In John’s gospel, a link can be established between a “sign” and the ensuing discussion about the significance of that sign, followed then by a discourse about Jesus’ identity and purpose. This can be seen in how Jesus as the ‘bread of life’ (6:35, 41, 48, 51) Jesus as the ‘light of the world’ (8:12) and the ‘good shepherd’ (10:7,9) and finally Jesus as ‘life’ (11:25)  is the perplexing identity story that leads to discussions and misunderstandings and irony and perceptions in the chapters that follow each of these phrases. However these stories also demonstrate the conflict and complexity of understanding what it meant to follow Jesus in the settings of the day, and can highlight a story of faith that feels very appropriate for readers today. 

It can be difficult to know how to pray, and it can be difficult to know what to do when prayers as sincere as the ones of Mary and Martha go unanswered. It can be hard to know what it is that moves God, even when we are moved in our own circumstances or prayer. 

In Mary and Martha, in Lazarus and the disciples, we find companions on the road where friendship with Jesus is accompanied by bewilderment. What did he mean? How did he make his decisions? How do we follow? How do we understand? How do we make sense of what he does? And how do we continue in the midst of misunderstanding? In John’s gospel we see that while the reader is invited to perceive the deeper meaning of Jesus’ glory and identity. However, we also see that in John’s gospel Jesus has friends, he cleans their feet, he visits their homes, and he says “Greater love has no one than to give their life for their friends”. The project of perception is accompanied by the faithfulness of friendship. 

In our own prayer, with its bewilderments and conflicts, benefits and constraints, we may recognise that true understanding is a goal that evades us. However, understanding is only one outcome. Friendship, faithfulness, accompaniment, solidarity and shared stories of life – however bewildering – is another set of outcomes that are possible, no matter how evasive deep meanings are in the unpredictable circumstances of life. 

Prayer

God of all time,

We ask, we weep, we wait, we die, we hope, we live, we carry on, we pick ourselves up, we try to understand, we misunderstand, we learn, we ask again, we wait for understanding. 

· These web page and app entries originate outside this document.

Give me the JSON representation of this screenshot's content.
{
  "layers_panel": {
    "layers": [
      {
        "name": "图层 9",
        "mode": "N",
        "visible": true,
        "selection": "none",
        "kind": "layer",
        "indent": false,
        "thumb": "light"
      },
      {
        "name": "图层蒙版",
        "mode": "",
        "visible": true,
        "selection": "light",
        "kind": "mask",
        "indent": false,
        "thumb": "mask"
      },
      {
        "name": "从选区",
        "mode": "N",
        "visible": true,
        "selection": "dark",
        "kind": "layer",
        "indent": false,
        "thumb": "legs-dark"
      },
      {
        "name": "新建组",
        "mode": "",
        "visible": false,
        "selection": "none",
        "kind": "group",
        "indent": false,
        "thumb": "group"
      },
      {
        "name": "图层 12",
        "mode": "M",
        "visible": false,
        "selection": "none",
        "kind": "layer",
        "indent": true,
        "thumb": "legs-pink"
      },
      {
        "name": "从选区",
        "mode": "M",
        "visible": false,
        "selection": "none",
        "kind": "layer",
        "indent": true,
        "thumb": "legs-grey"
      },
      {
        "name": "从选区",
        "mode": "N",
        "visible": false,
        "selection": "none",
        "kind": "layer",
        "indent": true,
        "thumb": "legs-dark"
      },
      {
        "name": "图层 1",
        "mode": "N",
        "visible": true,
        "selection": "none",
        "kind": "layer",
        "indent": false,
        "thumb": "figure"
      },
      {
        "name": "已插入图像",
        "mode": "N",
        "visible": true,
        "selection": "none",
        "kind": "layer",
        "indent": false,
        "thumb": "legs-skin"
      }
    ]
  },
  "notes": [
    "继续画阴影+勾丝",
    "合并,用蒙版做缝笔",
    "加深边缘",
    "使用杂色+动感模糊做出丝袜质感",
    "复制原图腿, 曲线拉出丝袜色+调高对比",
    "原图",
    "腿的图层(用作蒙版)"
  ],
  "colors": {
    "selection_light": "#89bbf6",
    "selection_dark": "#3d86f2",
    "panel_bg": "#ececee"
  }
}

In all of these, may prayer be a companion, not a torment.

May we find in prayer the consolation that sustains us through all things,

Knowing that some things change, 

and some things remain the same. 

Amen.